### EXERCISE
Using the data below, copy every line that contains the word "Simple".

### MATERIAL FOR THE TASK
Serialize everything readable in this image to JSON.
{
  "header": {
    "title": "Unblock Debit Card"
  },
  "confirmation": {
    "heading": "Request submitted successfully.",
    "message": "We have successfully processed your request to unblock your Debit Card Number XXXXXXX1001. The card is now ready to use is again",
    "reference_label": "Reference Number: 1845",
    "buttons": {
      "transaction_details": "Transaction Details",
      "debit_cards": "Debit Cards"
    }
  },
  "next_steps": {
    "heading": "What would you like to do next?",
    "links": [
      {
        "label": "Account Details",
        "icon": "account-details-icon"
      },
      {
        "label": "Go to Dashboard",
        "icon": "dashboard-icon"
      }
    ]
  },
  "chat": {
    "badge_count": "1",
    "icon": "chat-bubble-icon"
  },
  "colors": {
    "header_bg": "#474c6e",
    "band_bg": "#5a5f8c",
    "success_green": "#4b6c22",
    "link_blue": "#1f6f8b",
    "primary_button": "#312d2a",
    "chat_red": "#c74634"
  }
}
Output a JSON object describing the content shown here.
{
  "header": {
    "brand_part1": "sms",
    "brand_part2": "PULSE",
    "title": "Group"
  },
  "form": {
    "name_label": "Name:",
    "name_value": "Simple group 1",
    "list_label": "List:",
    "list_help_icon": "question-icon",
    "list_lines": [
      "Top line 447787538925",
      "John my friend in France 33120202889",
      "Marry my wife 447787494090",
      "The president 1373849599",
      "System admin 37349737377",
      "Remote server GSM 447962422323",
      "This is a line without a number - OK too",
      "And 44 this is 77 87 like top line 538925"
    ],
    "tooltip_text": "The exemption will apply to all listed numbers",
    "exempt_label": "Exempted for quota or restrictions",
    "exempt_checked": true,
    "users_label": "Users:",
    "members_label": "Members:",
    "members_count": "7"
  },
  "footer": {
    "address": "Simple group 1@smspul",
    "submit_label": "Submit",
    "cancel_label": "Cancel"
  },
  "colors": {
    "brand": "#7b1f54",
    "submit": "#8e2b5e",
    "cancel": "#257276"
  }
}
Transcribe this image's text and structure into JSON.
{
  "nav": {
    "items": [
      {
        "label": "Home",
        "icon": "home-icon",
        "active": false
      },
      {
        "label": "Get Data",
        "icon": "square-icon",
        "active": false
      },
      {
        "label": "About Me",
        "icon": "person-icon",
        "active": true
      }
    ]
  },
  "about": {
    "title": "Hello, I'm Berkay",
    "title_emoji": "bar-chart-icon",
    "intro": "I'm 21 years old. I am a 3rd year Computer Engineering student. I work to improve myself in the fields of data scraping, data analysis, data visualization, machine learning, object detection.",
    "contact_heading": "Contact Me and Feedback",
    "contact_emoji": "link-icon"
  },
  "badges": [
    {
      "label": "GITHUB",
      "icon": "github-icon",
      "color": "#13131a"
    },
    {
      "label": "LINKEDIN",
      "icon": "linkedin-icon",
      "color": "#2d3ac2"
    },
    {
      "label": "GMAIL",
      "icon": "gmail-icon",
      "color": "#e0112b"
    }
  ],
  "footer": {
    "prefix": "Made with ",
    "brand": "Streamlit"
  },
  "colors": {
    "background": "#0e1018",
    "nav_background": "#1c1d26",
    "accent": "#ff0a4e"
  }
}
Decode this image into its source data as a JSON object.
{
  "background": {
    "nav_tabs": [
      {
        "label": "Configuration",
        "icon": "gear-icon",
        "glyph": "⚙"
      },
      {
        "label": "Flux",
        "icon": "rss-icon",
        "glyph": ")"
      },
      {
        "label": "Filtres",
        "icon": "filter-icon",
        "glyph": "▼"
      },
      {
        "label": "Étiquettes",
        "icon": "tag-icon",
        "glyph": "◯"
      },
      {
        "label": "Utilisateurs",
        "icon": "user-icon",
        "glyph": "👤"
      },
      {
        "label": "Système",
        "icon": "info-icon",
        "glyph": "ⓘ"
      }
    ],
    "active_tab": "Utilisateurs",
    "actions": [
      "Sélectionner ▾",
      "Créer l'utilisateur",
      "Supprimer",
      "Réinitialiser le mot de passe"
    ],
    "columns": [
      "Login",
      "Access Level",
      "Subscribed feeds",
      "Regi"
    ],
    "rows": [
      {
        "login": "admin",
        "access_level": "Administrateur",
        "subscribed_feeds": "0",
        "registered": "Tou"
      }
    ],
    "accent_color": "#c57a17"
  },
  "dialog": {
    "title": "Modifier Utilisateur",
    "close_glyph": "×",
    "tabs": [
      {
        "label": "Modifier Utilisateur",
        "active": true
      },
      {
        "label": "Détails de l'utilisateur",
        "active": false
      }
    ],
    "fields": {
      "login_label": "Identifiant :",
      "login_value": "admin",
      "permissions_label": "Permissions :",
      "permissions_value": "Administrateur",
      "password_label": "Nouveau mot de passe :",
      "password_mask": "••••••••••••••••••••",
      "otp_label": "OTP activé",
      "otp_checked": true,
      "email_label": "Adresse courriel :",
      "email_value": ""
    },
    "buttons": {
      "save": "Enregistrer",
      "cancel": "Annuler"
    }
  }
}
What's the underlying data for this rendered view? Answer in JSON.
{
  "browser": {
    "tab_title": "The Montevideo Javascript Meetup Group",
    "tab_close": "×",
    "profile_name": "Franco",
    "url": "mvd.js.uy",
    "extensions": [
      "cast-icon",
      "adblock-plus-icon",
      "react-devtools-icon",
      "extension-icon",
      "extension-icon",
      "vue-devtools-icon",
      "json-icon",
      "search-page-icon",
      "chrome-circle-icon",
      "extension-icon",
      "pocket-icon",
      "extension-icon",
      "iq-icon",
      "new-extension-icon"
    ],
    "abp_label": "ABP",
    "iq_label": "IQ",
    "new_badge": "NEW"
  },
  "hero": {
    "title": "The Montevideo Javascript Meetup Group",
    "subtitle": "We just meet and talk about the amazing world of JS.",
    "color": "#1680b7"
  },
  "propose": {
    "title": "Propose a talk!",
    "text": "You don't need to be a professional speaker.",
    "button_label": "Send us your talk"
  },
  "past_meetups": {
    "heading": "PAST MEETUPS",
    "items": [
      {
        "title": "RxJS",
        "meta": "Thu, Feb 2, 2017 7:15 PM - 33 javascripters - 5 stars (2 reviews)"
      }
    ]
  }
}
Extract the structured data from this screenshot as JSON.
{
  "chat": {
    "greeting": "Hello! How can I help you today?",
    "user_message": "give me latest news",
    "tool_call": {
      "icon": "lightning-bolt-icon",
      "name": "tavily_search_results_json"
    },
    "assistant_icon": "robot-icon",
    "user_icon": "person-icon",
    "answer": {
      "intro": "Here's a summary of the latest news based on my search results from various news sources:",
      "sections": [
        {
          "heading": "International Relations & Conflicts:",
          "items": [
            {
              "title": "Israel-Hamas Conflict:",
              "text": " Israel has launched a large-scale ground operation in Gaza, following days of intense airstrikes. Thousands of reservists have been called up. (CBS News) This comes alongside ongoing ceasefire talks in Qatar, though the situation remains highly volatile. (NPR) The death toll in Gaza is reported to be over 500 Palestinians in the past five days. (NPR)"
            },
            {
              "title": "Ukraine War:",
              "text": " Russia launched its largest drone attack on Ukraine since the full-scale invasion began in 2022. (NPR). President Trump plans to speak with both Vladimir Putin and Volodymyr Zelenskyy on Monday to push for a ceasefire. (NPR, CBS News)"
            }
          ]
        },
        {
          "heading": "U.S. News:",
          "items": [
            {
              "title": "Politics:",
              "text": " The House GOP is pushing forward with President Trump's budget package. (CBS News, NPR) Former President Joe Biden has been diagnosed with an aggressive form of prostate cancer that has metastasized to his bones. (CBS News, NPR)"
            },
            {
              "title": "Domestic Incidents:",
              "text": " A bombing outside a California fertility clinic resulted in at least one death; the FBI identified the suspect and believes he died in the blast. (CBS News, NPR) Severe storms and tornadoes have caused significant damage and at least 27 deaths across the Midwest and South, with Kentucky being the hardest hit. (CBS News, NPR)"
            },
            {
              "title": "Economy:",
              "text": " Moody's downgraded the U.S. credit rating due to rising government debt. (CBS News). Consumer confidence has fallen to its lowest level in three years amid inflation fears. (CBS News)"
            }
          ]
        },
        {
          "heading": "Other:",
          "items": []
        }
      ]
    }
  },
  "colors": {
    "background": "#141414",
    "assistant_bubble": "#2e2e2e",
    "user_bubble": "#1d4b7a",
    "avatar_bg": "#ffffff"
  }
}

### OUTPUT
    "name_value": "Simple group 1",
    "address": "Simple group 1@smspul",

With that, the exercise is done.